This video will teach you how to create folders for your group using Workgroup Manager and Box, as well as how using Box may help solve several problems for you and your group.
This Tech Briefing covered the basics of using Box, including how to create a workgroup, and how to integrate that workgroup with Box to allow files to be owned by the group rather than just individuals.
This Tech Briefing covered the university policy regarding mobile devices, how to protect your iOS devices using Stanford’s award-winning Mobile Device Manager (MDM), and reporting tools for MDM that are now available to local network administrators.
Mobile devices like the iPhone and iPad have become ubiquitous on campus. Mobile devices are expected to outsell traditional personal computers this year. Unfortunately, many users are unaware of their inherent security risks. Security features common on desktop and laptop computers are inconsistently applied across mobile device platforms. On a laptop, we have come to rely on anti-virus software safeguarding our system, but few mobile devices have such software.
While most personal computers on campus are password-protected, few of us configure our mobile phones with a password or PIN to protect it against unauthorized use. And, since mobile devices are easily (and frequently) misplaced, the potential for unauthorized access increases.
MDM allows you to quickly set up your Stanford email, calendar, and VPN. It also configures your device for the ISO’s security best practices. All of this is done in a quick (under 2 minutes!) set up that helps protect your data and protect yourself. Learn more about this tool and how your organization can use it to protect your data.
IT Services, along with partners across campus, provide a campus license for Qualtrics, an online survey tool.
Whether you are new to online surveys or have experience with other tools such as SurveyMonkey or Zoomerang, you’ll want to view this session to see how Qualtrics can save you money while giving you all the features you could possibly want!
Qualtrics is used by more than 1000 members of the Stanford community who find the tool more fully featured, flexible, and robust than other online tools. The tool is available at no charge to all Stanford faculty, staff, and students with a full-service SUNet ID.
This session dicussed the basics of Qualtrics, including how to create, edit, and distribute surveys, as well as view the results. The presenter also discussed how Qualtrics facilitates many different types of data collection on campus (applications, experiments, registrations, etc.).
Experienced Qualtrics users may also want to view the video to see demonstrations of some of Qualtrics more advanced features.
For more information about Qualtrics, visit http://survey.stanford.edu.
On September 24, 2012, Google Apps for Education was released to all Faculty, Staff, and Students to access with their Stanford credentials. Google Apps for Education includes email and calendar for Students only, and Drive, Groups, and Sites for faculty, staff, and students.
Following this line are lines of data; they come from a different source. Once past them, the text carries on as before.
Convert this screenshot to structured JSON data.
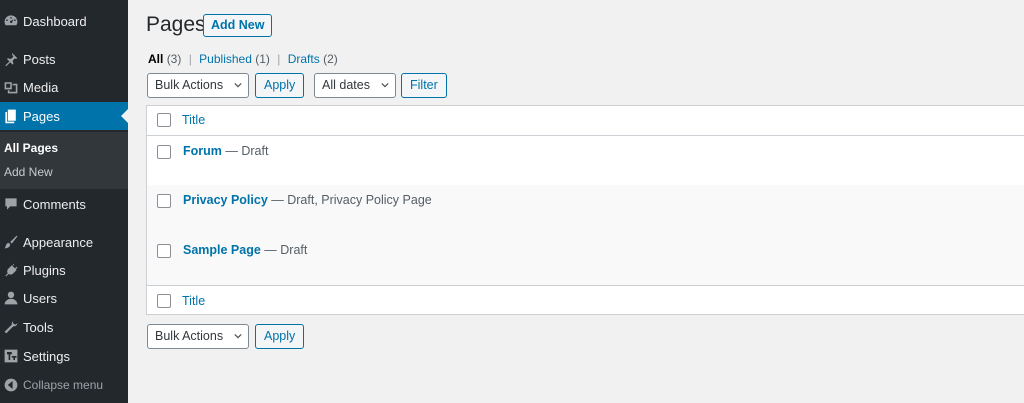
{
  "sidebar": {
    "items": [
      {
        "label": "Dashboard",
        "icon": "dashboard-icon"
      },
      {
        "label": "Posts",
        "icon": "pin-icon"
      },
      {
        "label": "Media",
        "icon": "media-icon"
      },
      {
        "label": "Pages",
        "icon": "pages-icon"
      },
      {
        "label": "Comments",
        "icon": "comment-icon"
      },
      {
        "label": "Appearance",
        "icon": "brush-icon"
      },
      {
        "label": "Plugins",
        "icon": "plug-icon"
      },
      {
        "label": "Users",
        "icon": "user-icon"
      },
      {
        "label": "Tools",
        "icon": "wrench-icon"
      },
      {
        "label": "Settings",
        "icon": "settings-icon"
      }
    ],
    "active": "Pages",
    "submenu": [
      {
        "label": "All Pages",
        "current": true
      },
      {
        "label": "Add New",
        "current": false
      }
    ],
    "collapse_label": "Collapse menu"
  },
  "header": {
    "title": "Pages",
    "add_new_label": "Add New"
  },
  "filters": {
    "all_label": "All",
    "all_count": "(3)",
    "published_label": "Published",
    "published_count": "(1)",
    "drafts_label": "Drafts",
    "drafts_count": "(2)",
    "separator": "|"
  },
  "toolbar_top": {
    "bulk_actions": "Bulk Actions",
    "apply": "Apply",
    "dates": "All dates",
    "filter": "Filter"
  },
  "table": {
    "column_title": "Title",
    "rows": [
      {
        "title": "Forum",
        "state": " — Draft"
      },
      {
        "title": "Privacy Policy",
        "state": " — Draft, Privacy Policy Page"
      },
      {
        "title": "Sample Page",
        "state": " — Draft"
      }
    ]
  },
  "toolbar_bottom": {
    "bulk_actions": "Bulk Actions",
    "apply": "Apply"
  },
  "colors": {
    "sidebar_bg": "#23282d",
    "accent": "#0073aa",
    "page_bg": "#f1f1f1"
  }
}
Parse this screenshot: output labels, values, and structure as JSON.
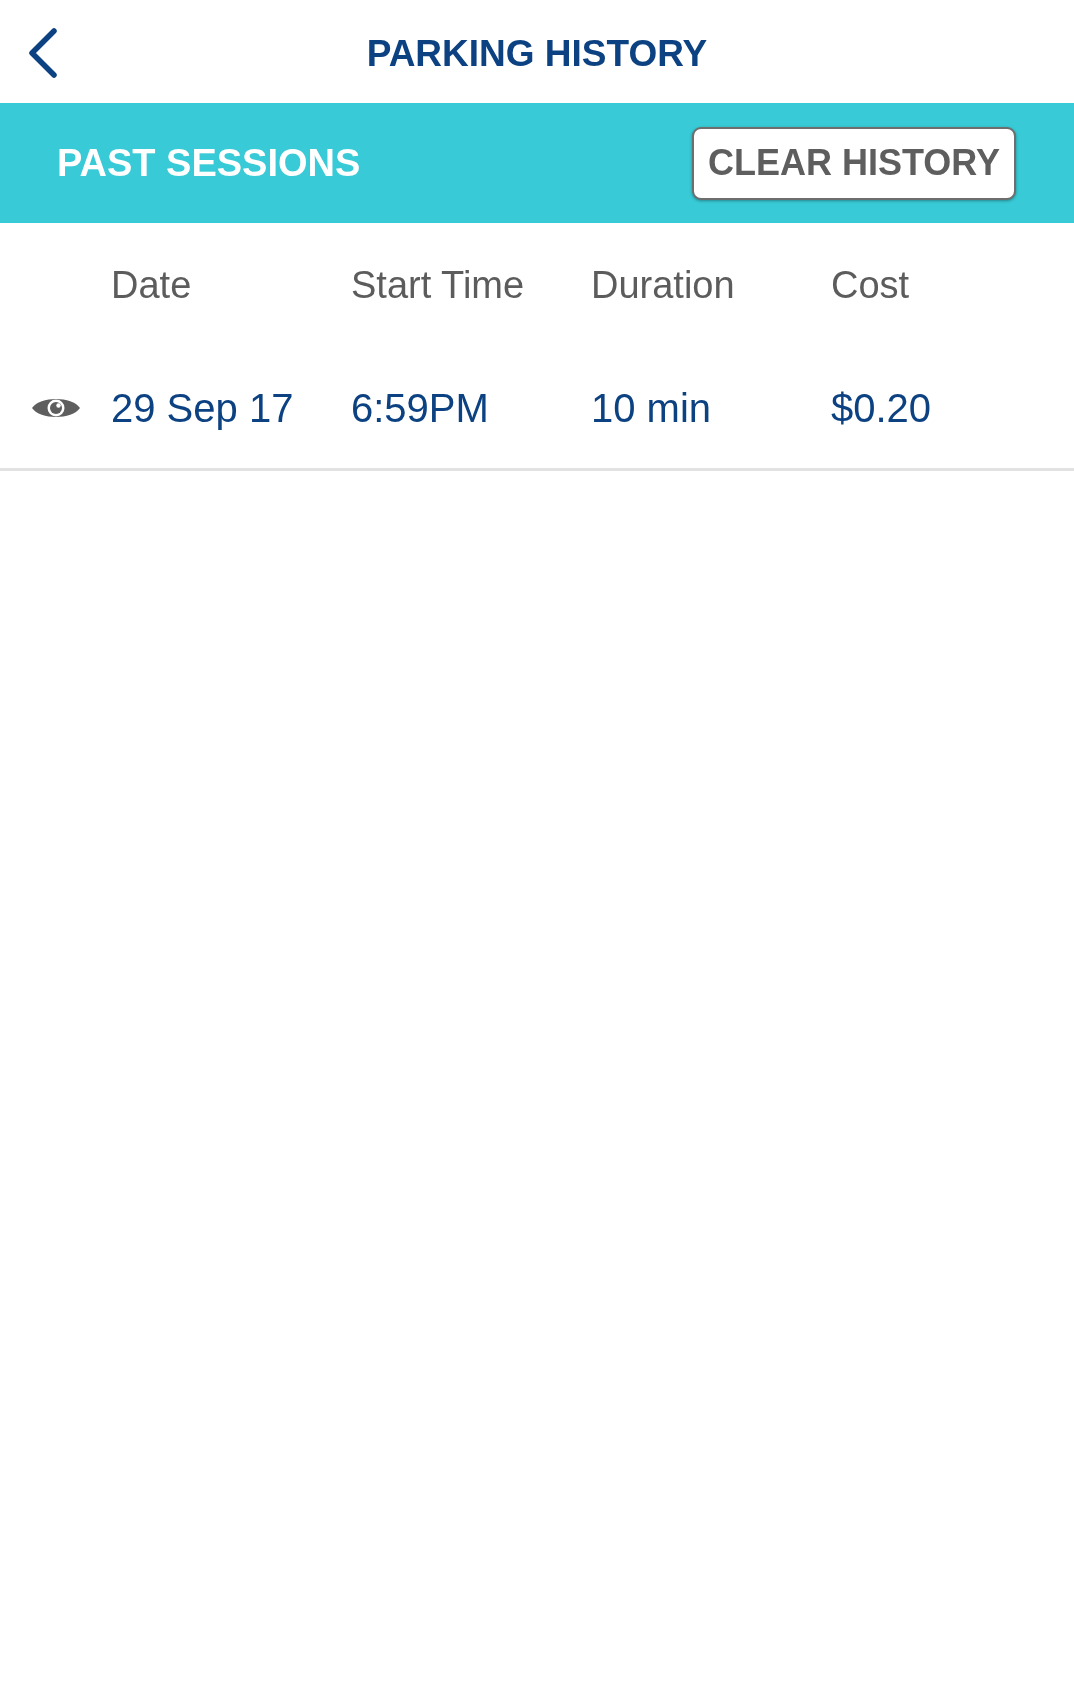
{
  "header": {
    "title": "PARKING HISTORY"
  },
  "section": {
    "title": "PAST SESSIONS",
    "action": "CLEAR HISTORY"
  },
  "table": {
    "columns": [
      "Date",
      "Start Time",
      "Duration",
      "Cost"
    ],
    "rows": [
      {
        "cells": [
          "29 Sep 17",
          "6:59PM",
          "10 min",
          "$0.20"
        ]
      }
    ]
  }
}
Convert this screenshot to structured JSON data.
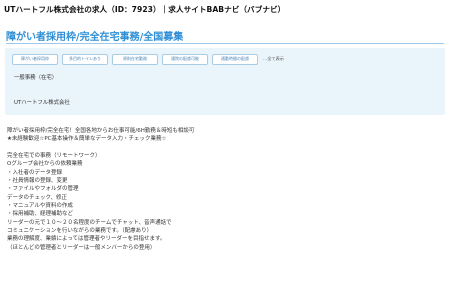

During this session, Ammy and Jo-Ann talked about the best practices for using the apps available to you, and demonstrated how to properly log in, collaborate with others, and utilize special features that may be useful to you and your department.